This article is part of a bimonthly series that will address early child development.
Ironically, India is one of the largest producers and exporters of vaccines yet has one of the highest preventable childhood mortality rates of any country in the world. Over 60,000 children under five die every year in the country from vaccine-preventable diseases.
Given our population and the sheer number of new babies born in India each year, achieving universal immunisation should be the topmost priority for our public health system.
The polio-eradication victory in 2014 remains a point of pride for India and a promise to the rest of the world. Having defeated such a virulent disease in such a huge population, the expectation is that we can do whatever we put our minds to.
April 24-30 has been declared World Immunisation Week by the World Health Organisation (WHO). Recognised as the “most cost-effective investment” in healthcare ever designed, universal immunisation is one of the pillars of the strategic plan for achieving the UN’s Millennium Development Goals, averting 2-3 million deaths every year and untold millions of disabilities. As such, it plays a vital role in helping children develop to their full potential. The WHO estimates that an additional 1.5 million deaths worldwide could be averted if universal coverage were achieved.
But the dream of a disease-free future for the next generation appears to have stalled in India. In spite of its longstanding Universal Immunisation Program (UIP), which provides free vaccines to every child born, the country still has one of the world’s lowest immunisation rates – and that rate itself is suspect.
It turns out it’s not enough just to get the immunisation. Children have to get their periodic shots or their drops on a specific schedule or the efficacy of the immunity they provide is weakened.
According to Nijika Shrivastwa, the lead author of a study conducted at the University of Michigan’s School of Public Health, Ann Arbor, only 18% of India’s children receive the full three-dose course of the vaccine against diphtheria, pertussis and tetanus (DPT), and only a third get the measles vaccine by the recommended age of 10 months.
Matthew Boulton, also from the University of Michigan, has said that 95% of a given population should be vaccinated to control outbreaks of measles.

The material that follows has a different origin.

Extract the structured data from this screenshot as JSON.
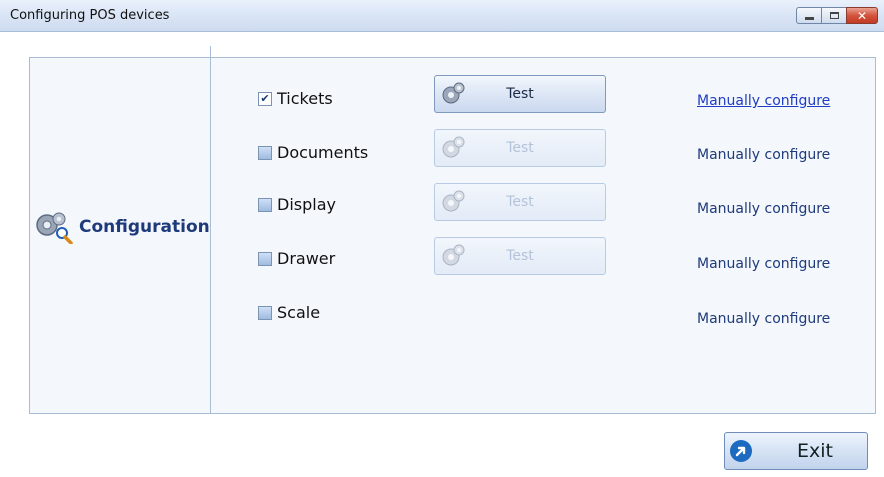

With so many children unprotected, or protected too late, reported cases of measles continue to occur in India with alarming frequency. This has prompted public health officials to introduce a second dose of the measles vaccine to the routine childhood schedule in 2010.
In an email, Dr Srivastava reiterated the world’s disappointment with India’s performance: “Vaccination coverage among Indian children aged 12-48 months remains unacceptably low.” For India, with a record of effective public health initiatives, the standards ought to be higher.
Vaccine-preventable diseases cause serious illness and can be extremely painful. Children who survive them may develop lifelong disabilities like blindness, hearing loss and brain damage. They also miss out on important learning and development while they are ill.
Religious and cultural beliefs do play a role in parents choosing not to have their children immunised, but many parents are also unaware of the benefits of vaccines. While not actively rejecting them, they simply don’t know enough to seek them out.
Some vaccines are easy to access – polio drops are often administered by community health workers going door to door – but others require a trip to a government hospital where conditions are poor and wait times long.
Poor record-keeping adds to the confusion. Every baby born in a hospital in India is given an immunisation card that is supposed to be produced at each visit to a healthcare provider. But if the card is lost, there is no backup record for that child. Families in urban slums or engaged in migrant labour often live in makeshift huts, where safe storage for records is a luxury and where constant moving for work makes regular coverage difficult.
Children born at home or in unregistered private hospitals often fall through the cracks entirely, and are at higher risk of non- or incomplete vaccination compared to children born in institutional settings.
Complacency is yet another factor. Most young parents today have no living memory of a polio outbreak nor have they ever seen a child afflicted with diphtheria or whooping cough. It is hard to feel a sense of urgency about something that seems to be a relic from the distant past.
Immunisation experts agree that simply by vaccinating children on time, India could influence public health and promote optimal child development on a global scale. This is a goal worth striving for.